How do I keep a Beagle puppy from chewing up objects when Im at work?
A beagle is NOT the dog to have in a one dog home or if no one is around all day! They were bred to hunt and to hunt in packs. We have a part beagle, part Australian shepherd. Lovely dog, also a year old. He runs out in the pasture with the other two dogs until they are all panting and then he still has energy to play! I would strongly suggest, in your situation, to find your pup a good home with room to run and children to play with (they are excellent with kids), and, if you want an animal which can tolerate being alone and the only animal, probably a cat would be a better choice. If you refuse to give up your beagle, then what you need to do is take that dog out for long walks and runs both before and after work. Do NOT feed puppy chow as that is too high in protein. And give her plenty of chew toys — the kind you can hide doggy treats in would be a good choice to keep her busy for a long time. But please consider giving her a better home. You may be the nicest, most loving person

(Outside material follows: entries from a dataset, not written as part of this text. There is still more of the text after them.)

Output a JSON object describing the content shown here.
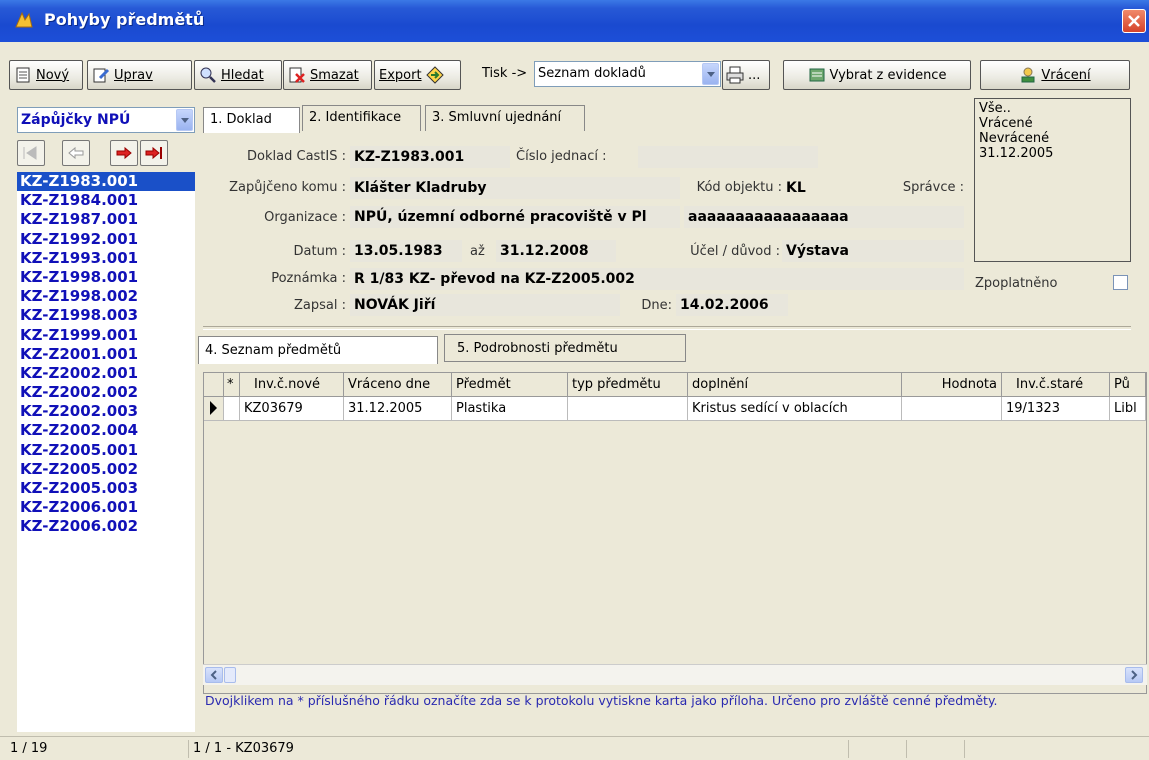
{
  "window": {
    "title": "Pohyby předmětů"
  },
  "toolbar": {
    "novy": "Nový",
    "uprav": "Uprav",
    "hledat": "Hledat",
    "smazat": "Smazat",
    "export": "Export",
    "tisk_label": "Tisk ->",
    "tisk_value": "Seznam dokladů",
    "print_more": "...",
    "vybrat": "Vybrat z evidence",
    "vraceni": "Vrácení"
  },
  "sidebar": {
    "filter": "Zápůjčky NPÚ",
    "items": [
      "KZ-Z1983.001",
      "KZ-Z1984.001",
      "KZ-Z1987.001",
      "KZ-Z1992.001",
      "KZ-Z1993.001",
      "KZ-Z1998.001",
      "KZ-Z1998.002",
      "KZ-Z1998.003",
      "KZ-Z1999.001",
      "KZ-Z2001.001",
      "KZ-Z2002.001",
      "KZ-Z2002.002",
      "KZ-Z2002.003",
      "KZ-Z2002.004",
      "KZ-Z2005.001",
      "KZ-Z2005.002",
      "KZ-Z2005.003",
      "KZ-Z2006.001",
      "KZ-Z2006.002"
    ],
    "selected": "KZ-Z1983.001"
  },
  "tabs_top": [
    "1. Doklad",
    "2. Identifikace",
    "3. Smluvní ujednání"
  ],
  "form": {
    "doklad_label": "Doklad CastIS :",
    "doklad": "KZ-Z1983.001",
    "cislo_label": "Číslo jednací :",
    "cislo": "",
    "komu_label": "Zapůjčeno komu :",
    "komu": "Klášter Kladruby",
    "kod_label": "Kód objektu :",
    "kod": "KL",
    "spravce_label": "Správce :",
    "org_label": "Organizace :",
    "org": "NPÚ, územní odborné pracoviště v Pl",
    "org2": "aaaaaaaaaaaaaaaaa",
    "datum_label": "Datum :",
    "datum_od": "13.05.1983",
    "az": "až",
    "datum_do": "31.12.2008",
    "ucel_label": "Účel / důvod :",
    "ucel": "Výstava",
    "poznamka_label": "Poznámka :",
    "poznamka": "R 1/83 KZ- převod na KZ-Z2005.002",
    "zapsal_label": "Zapsal :",
    "zapsal": "NOVÁK Jiří",
    "dne_label": "Dne:",
    "dne": "14.02.2006",
    "zpoplatneno": "Zpoplatněno"
  },
  "status_list": [
    "Vše..",
    "Vrácené",
    "Nevrácené",
    "31.12.2005"
  ],
  "tabs_bottom": [
    "4. Seznam předmětů",
    "5. Podrobnosti předmětu"
  ],
  "table": {
    "headers": [
      "*",
      "Inv.č.nové",
      "Vráceno dne",
      "Předmět",
      "typ předmětu",
      "doplnění",
      "Hodnota",
      "Inv.č.staré",
      "Pů"
    ],
    "rows": [
      [
        "",
        "KZ03679",
        "31.12.2005",
        "Plastika",
        "",
        "Kristus sedící v oblacích",
        "",
        "19/1323",
        "Libl"
      ]
    ]
  },
  "hint": "Dvojklikem na * příslušného řádku označíte zda se k protokolu vytiskne karta jako příloha. Určeno pro zvláště cenné předměty.",
  "statusbar": {
    "left": "1 / 19",
    "right": "1 / 1 - KZ03679"
  },
  "colors": {
    "title": "#1d4fd8",
    "list_text": "#1010b8",
    "selection": "#1a50c8",
    "hint": "#2a2ab0"
  }
}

My best advice would be to get the puppy a chew toy whether it’s something you buy or something old in the house they you don’t mind if the puppy chews it up. You can also get him/her a rawhide bone which can be chewed up. You will also need to start teaching him/her that it’s naught to chew up your stuff.
Your dog is most likely chewing for one or a combination of three reasons: boredom, teething, and not knowing any better. As nobody is home, your dog has nobody to socialize and play with, and chewing is a natural boredom fighter in dogs. They also may be teething if they’re still very young, so check their gums for blood or teeth poking through. A trick that helps with dogs I know that are teething is freezing bagels and giving them to the dog to chew on. It gives them a nice treat and helps with the pain. Since beagles aren’t very big, you might want to try half a bagel or another smaller treat. To combat the training issue, your dog should not be left loose home alone. Until you are sure your dog won’t be destructive when unsupervised, they should always be crated when you’re not home to watch them. This will not only prevent them from destroying your stuff, but keep them from doing it in a way that reinforces the behavior to them (as it does when you’re not home). If a dog chews something up and nobody stops them, even if it’s only because nobody is home, they learn that it’s fun and okay. I would absolutely advise to invest in a good crate to keep your puppy in when you’re not able to watch them. The best sized crate for training is big enough that the full-grown dog can stand up without bumping their head on the top and comfortably turn in a full circle, so you may want to go a size up from what will fit your dog now so they’ll fit as an adult. When you can’t watch your puppy, keep them outside or in their crate. If they try to chew on something they shouldn’t, take it away from them (do not tug or wave it around, this will only make them think it’s a game), tell them “no”, and quickly replace it with something they can chew on, like a toy or bone. This teaches them to go to their things when they want to chew, and also reinforces “no” in their mind as a cue to stop what they’re doing and find something else to do.
As far as crate training your puppy, which you will need to do if you get a crate, it’s a very valuable thing for a dog to learn, because there are tons of instances where your dog may be confined to a crate for travel or in an emergency and need to be comfortable for your sake and theirs. Put in their bed or blanket so they’re comfortable and have something familiar, a shirt or towel or something that you don’t mind getting dirty that smells like you (don’t wash it beforehand, so it smells really good) so that the dog has the comfort of your scent in there with them, and plenty of things for them to do. Add a favorite toy, a bone or Kong, and a couple extra toys just so they have something to keep them busy. If possible add a water bowl. Your dog will bark and howl the first several times they’re left in the crate, and as difficult as it sounds you should not respond to them, not even to tell them “no”. Dogs will take negative attention (“no”, yelling, etc.) over no attention at all, and if they’re ignored they will learn to settle down. The good news is your dog is just a puppy still, so they’ll learn fairly quickly. When you have the time to work with them, play games with the crate like tossing treats inside for your puppy to run and get, or shutting them in for a few seconds at a time and then letting them out for tons of praise and treats. They’ll learn to love their crate. Most dogs’ problem with crates is purely because of the lack of attention, but they are built to have a small, cozy place that’s all theirs and once they get used to being crated most dogs love having their little “den”. Many will even choose to sleep in it over anywhere else in the house once they’re trained.
Something that I have found useful when training my own puppies not to chew was putting tobasco sauce on items that they tend to chew. However, if it is an item that will be ruined by tobasco sauce, then you can also look at purchasing one of the many different chew deterring sprays on the market. My family has used Bitter Yuck! and it has proven to work very well with our chocolate lab puppy! We also will put peanut butter in a Kong toy, and freeze it overnight. We give the toy to our puppy right before we leave in the morning. It keeps her entertained for hours!